At conferences like Filevine’s Catalyst Summit, you’ll have experts at the ready, interested in sharing their experiences and ideas. Come prepared with specific questions about problems you’re facing in your practice or new techniques you’d like to try.
Often the conference platform will allow for Q&A sessions or chat features. Asking thoughtful questions can not only give you useful answers, it can also catch the attention of presenters and audience members, and lead to networking opportunities.
5. Look the Part
Make sure you look professional and presentable. Enable your own video whenever possible so others can see you. This increases the possibilities for networking, or for at least sticking in the minds of others.
In addition, dressing professionally will help you focus on the subject. Scientists call this phenomenon “Enclothed Cognition.” Clothes with symbolic value can actually improve our ability to focus and tap into higher-order thinking.
6. Find New Mentors
Listen for the voices that impress you, and reach out to them.
When experts present at an event without a live audience, they can feel a little bit like they’re talking into the void. No matter how big of a name they are, when someone reaches out to them afterward with appreciation, it will feel wonderful.
Often, presenters will share their email or social media handles at the beginning or end of their presentation. Write those down and follow up with them. Be sure to include a specific detail from their presentation that stood out to you, to communicate that you gave them your full attention.
Also, reach out to others in the audience who asked interesting questions or chimed in with a thoughtful addition on chat.
7. Hashtag It
You can also network on Twitter and other social media sites by following the event’s hashtags and posting it yourself. During on-site conferences, some of my favorite interactions are the ones that happen by accident. After a session, I bump into someone in the hallway and we strike up a conversation.
I find that following social media hashtags is a good way to mimic this experience virtually.
8. Be Heard
Virtual Events often include features that allow you to engage more deeply with the discussion. These can include ‘raise your hand’ buttons, allowing the host to recognize you for a question or comment, Q&As, and online chat.
Not only will these keep you and others more engaged in the experience, but they’re also each key networking tools, allowing you to stand out to the presenter and others in the audience.
9. Avoid FOMO
Virtual legal conferences remind me of that Harry Potter movie where Hermoine had the ‘time-turner,’ allowing her to attend classes that occur simultaneously.

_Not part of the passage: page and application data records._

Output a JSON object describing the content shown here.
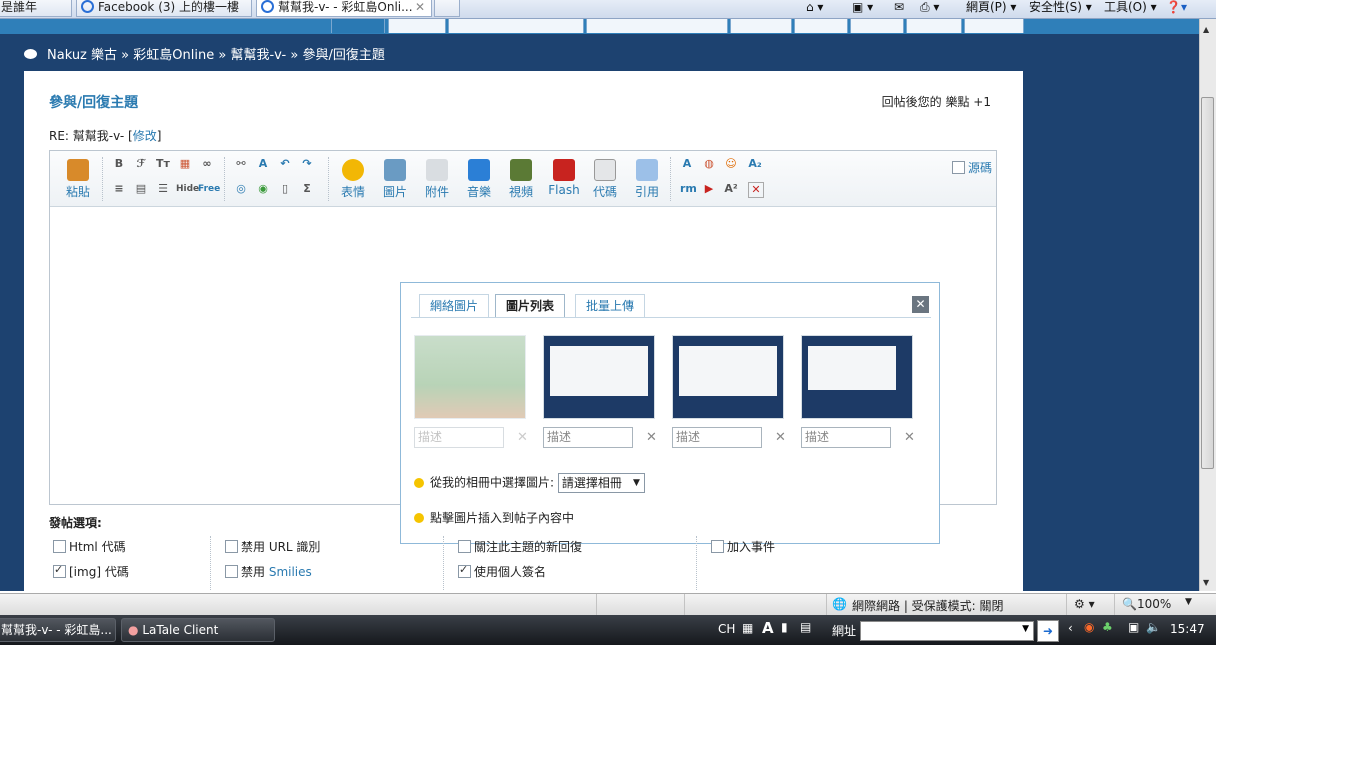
{
  "browser": {
    "tabs": [
      {
        "label": "是誰年"
      },
      {
        "label": "Facebook (3) 上的樓一樓"
      },
      {
        "label": "幫幫我-v- - 彩虹島Onli..."
      }
    ],
    "commands": {
      "page": "網頁(P) ▾",
      "safety": "安全性(S) ▾",
      "tools": "工具(O) ▾"
    }
  },
  "breadcrumb": {
    "site": "Nakuz 樂古",
    "sep1": "»",
    "forum": "彩虹島Online",
    "sep2": "»",
    "thread": "幫幫我-v-",
    "sep3": "»",
    "current": "參與/回復主題"
  },
  "post": {
    "title": "參與/回復主題",
    "reward": "回帖後您的 樂點 +1",
    "subject_prefix": "RE: 幫幫我-v- [",
    "subject_edit": "修改",
    "subject_suffix": "]"
  },
  "toolbar": {
    "paste": "粘貼",
    "emotion": "表情",
    "image": "圖片",
    "attach": "附件",
    "music": "音樂",
    "video": "視頻",
    "flash": "Flash",
    "code": "代碼",
    "quote": "引用",
    "source": "源碼",
    "small_icons": {
      "bold": "B",
      "format": "ℱ",
      "fontsize": "Tт",
      "hide": "Hide",
      "free": "Free"
    }
  },
  "image_dialog": {
    "tabs": [
      {
        "label": "網絡圖片"
      },
      {
        "label": "圖片列表"
      },
      {
        "label": "批量上傳"
      }
    ],
    "close": "✕",
    "desc_placeholder": "描述",
    "remove": "✕",
    "album_label": "從我的相冊中選擇圖片:",
    "album_select": "請選擇相冊",
    "insert_hint": "點擊圖片插入到帖子內容中"
  },
  "options": {
    "heading": "發帖選項:",
    "html": "Html 代碼",
    "img": "[img] 代碼",
    "no_url": "禁用 URL 識別",
    "no_smilies_prefix": "禁用 ",
    "no_smilies_link": "Smilies",
    "subscribe": "關注此主題的新回復",
    "signature": "使用個人簽名",
    "event": "加入事件",
    "checked": {
      "html": false,
      "img": true,
      "no_url": false,
      "no_smilies": false,
      "subscribe": false,
      "signature": true,
      "event": false
    }
  },
  "statusbar": {
    "zone": "網際網路 | 受保護模式: 關閉",
    "zoom": "100%"
  },
  "taskbar": {
    "tasks": [
      {
        "label": "幫幫我-v- - 彩虹島..."
      },
      {
        "label": "LaTale Client"
      }
    ],
    "lang": "CH",
    "address_label": "網址",
    "time": "15:47"
  },
  "colors": {
    "page_bg": "#1d4270",
    "nav_strip": "#2f7fb9",
    "link": "#2a7ab0"
  }
}
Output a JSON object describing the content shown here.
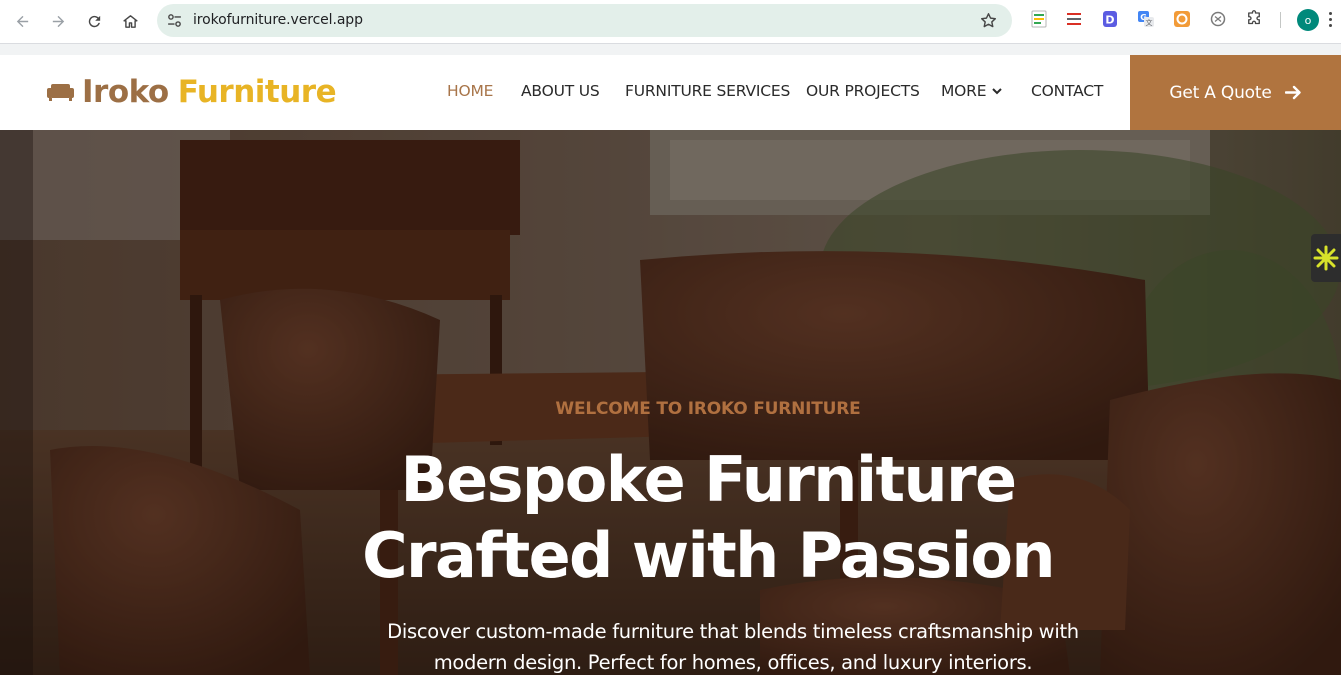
{
  "browser": {
    "url": "irokofurniture.vercel.app",
    "profile_initial": "o",
    "extensions": [
      "sheets-extension-icon",
      "bookmarks-extension-icon",
      "d-extension-icon",
      "translate-extension-icon",
      "orange-extension-icon",
      "openai-extension-icon",
      "puzzle-icon"
    ]
  },
  "site": {
    "logo": {
      "word1": "Iroko",
      "word2": "Furniture"
    },
    "nav": [
      {
        "label": "HOME",
        "active": true
      },
      {
        "label": "ABOUT US"
      },
      {
        "label": "FURNITURE SERVICES"
      },
      {
        "label": "OUR PROJECTS"
      },
      {
        "label": "MORE"
      },
      {
        "label": "CONTACT"
      }
    ],
    "quote_button": "Get A Quote"
  },
  "hero": {
    "kicker": "WELCOME TO IROKO FURNITURE",
    "title_line1": "Bespoke Furniture",
    "title_line2": "Crafted with Passion",
    "description_line1": "Discover custom-made furniture that blends timeless craftsmanship with",
    "description_line2": "modern design. Perfect for homes, offices, and luxury interiors."
  },
  "colors": {
    "brand_brown": "#9c6f45",
    "brand_gold": "#e8b425",
    "accent": "#b0743f",
    "omnibox_bg": "#e3efea"
  }
}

With in-person conferences, you often have to choose between competing break-out sessions. But with a virtual event, sessions are often recorded and shared. That means you can catch even more of the conference, and reach out to presenters who impressed you, even if you didn’t see them in real-time.
10: Make It a Group Effort
Maybe you don’t typically fly your staff out to conferences. But with a virtual conference, you can more easily include the whole office. Virtual conferences democratize the process of continuing education.
This is particularly valuable with legal technology conferences. Often the best ideas about implementing new technology and tools in an office come from non-lawyer staff. Allow them the kind of educational environment that will better spur creative thinking, and your entire office will reap the rewards.
Even if you’re not in the same room together, set up some channels to share your thoughts with each other in real-time. You can talk about how the information presented might be relevant to problems you’re facing, and emphasize ideas that might work for you. This will get creative gears working, and also keep members more focused and motivated.
You could also do this with colleagues from other firms or professional organizations who are attending the same virtual event.
Come August 18th, we’ll be using all 10 of these techniques at Filevine’s first-ever Catalyst Summit. We hope you join us for networking, problem-solving, and engaging with the conversations that will help shape the future of the legal profession.